​A blog/journal about my life and the stuff I like. Popular subjects include music, guitars, gear, books, movies, video games, technology, humor.

The ever evolving gear list

I don't think your gear list stabilizes until you die, and then technically it continues to change based on who inherits your stuff although at that point it's no longer your gear. The latest major changes are the addition of an MFC-101 Floor Controller for the Axe as well as two mission engineering pedals and a NYC pedalboards custom case to house them in. Right on the heels of that will be a new James Tyler Variax, which is essentially the second generation Variax electric from Line 6 designed by boutique-ish luthier James Tyler and I think assembled in China (South Korea?). It will be replacing my previous Line 6 acoustic and Charvel San Dimas, both of which are currently on Ebay and confirmed to sell as they both have received bids, thank you very much. My hope is that the bidding will go up enough that I break even on the whole encounter. Right now I stand to lose about $400 if nothing changes as the Line 6 acoustic started at $500 and the Charvel at $600.

There's been a decent amount of interest in both and I'm hoping that tax season means enough interested bidders have spending money to get the bidding up a bit. $750 for each is probably a stretch, but it's still a good deal and I've gotten decent use out of them. In the case of the Charvel, it's been a good guitar for what it was designed for, but I got the Suhr Modern about 18 months after I got the Charvel, and since then I haven't really had a good reason to play it. I was holding on to it as a backup if I needed to play a seedier dive, but when I started to consider that it and the Line 6 were gathering dust and I did a little research on the JT Variaxes, the decision was easy.

The JT variax will allow me to have a true swiss army knife guitar that is actually a good instrument on it's own. The nice thing is that these guitars are regular electric guitars with pickups that can be played in that manner, or you can use the modeled guitars. They have also have the ability to change tunings with a knob, as opposed to the previous generation where this had to be done through software. This may end up being a primary(ish) gigging guitar, although it has the stop tailpiece and not a tremolo which might necessitate the Suhr. The nice benefit is that I'll have access to all the electric models like Gretsch, Gibson ES 175s and equivalent, Rick 12 Strings, Sitar, several acoustic models and the aforementioned custom tunings (drop d, Eb, dadgad, etc.). This will satiate my need for a semi/hollow body for awhile. I still can't play that style well enough to justify a nice guitar.

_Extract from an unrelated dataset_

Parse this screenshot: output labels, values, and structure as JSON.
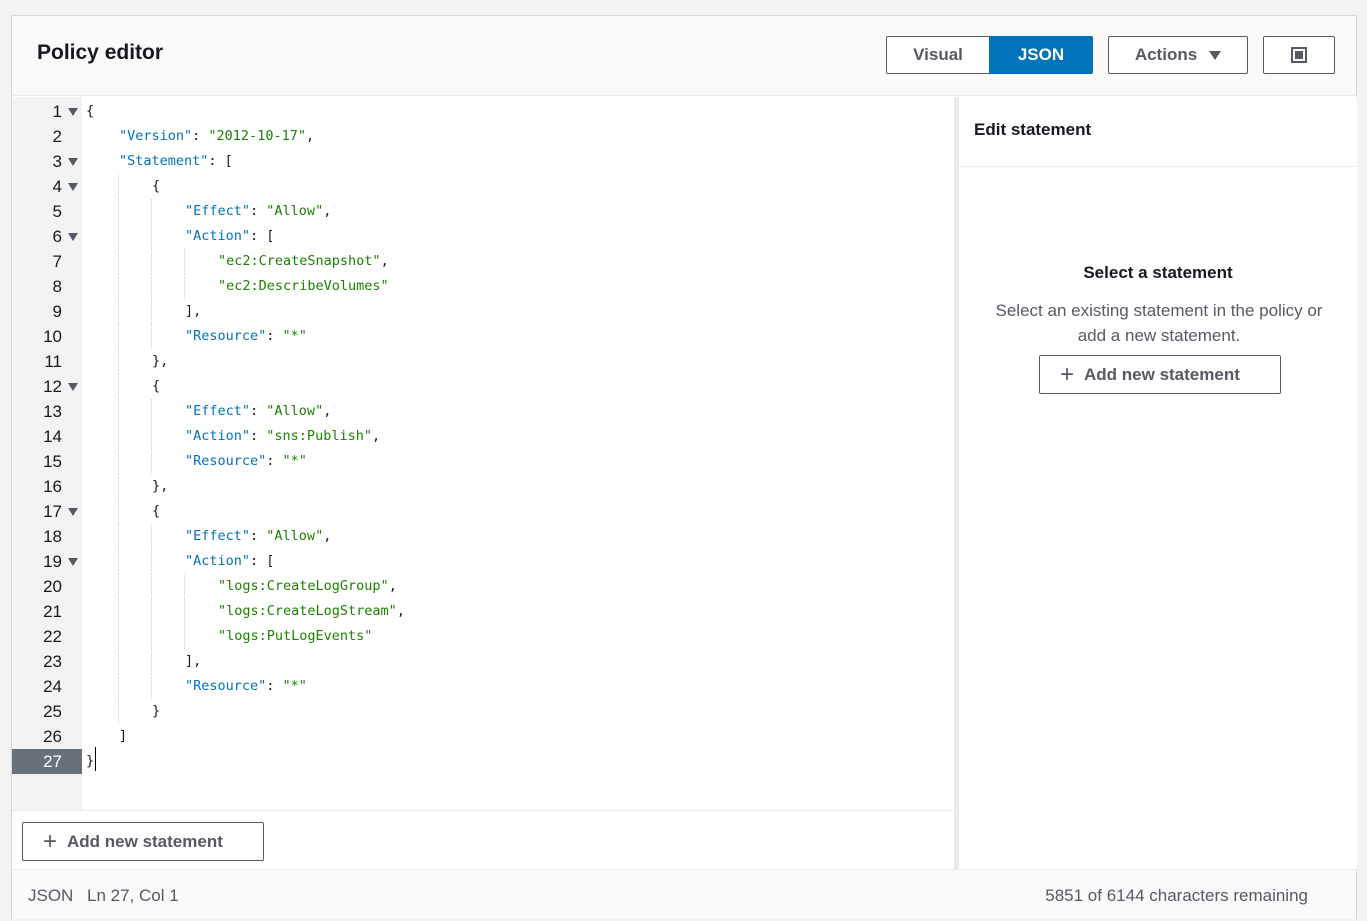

On the subject of the MFC 101, I'm slowly figuring out how to use it and how I want to use it. It's been really nice to be able to continue playing while switching effects on and off. Just being able to kick in the phaser after the intro of Eruption was awesome, and I like being able to cycle reverbs on some of the acoustic numbers I do (light reverb on strummers, heavier reverb/compression on the slower fingerpicky stuff). I'm also discovering never before used (by me) effects like wah, whammy and others that benefit from the quick sweep control afforded by a pedal. The AxeFx defaults the first pedal for volume control, but I've discovered that I'm not really wanting to use a pedal for volume, so I've been messing around with other parameters like drive/distortion, wet/dry amounts for effects, etc. I think I can probably do what I need to do with two pedals if I rethink how I have my presets laid out.

I need to start thinking more about my own "preset" that can encompass most of what I need in one preset. Either that, or I'll come up with one bank of five that should cover most of what I need. After that it's mostly just copping tones for certain songs by other players. The process is slowly getting me to delve more deeply into individual effects since I now have more control within the context of a song as opposed to coming up with one stock setting per effect. That's one of the many great aspects of the AxeFx in that it is so modular and customizable.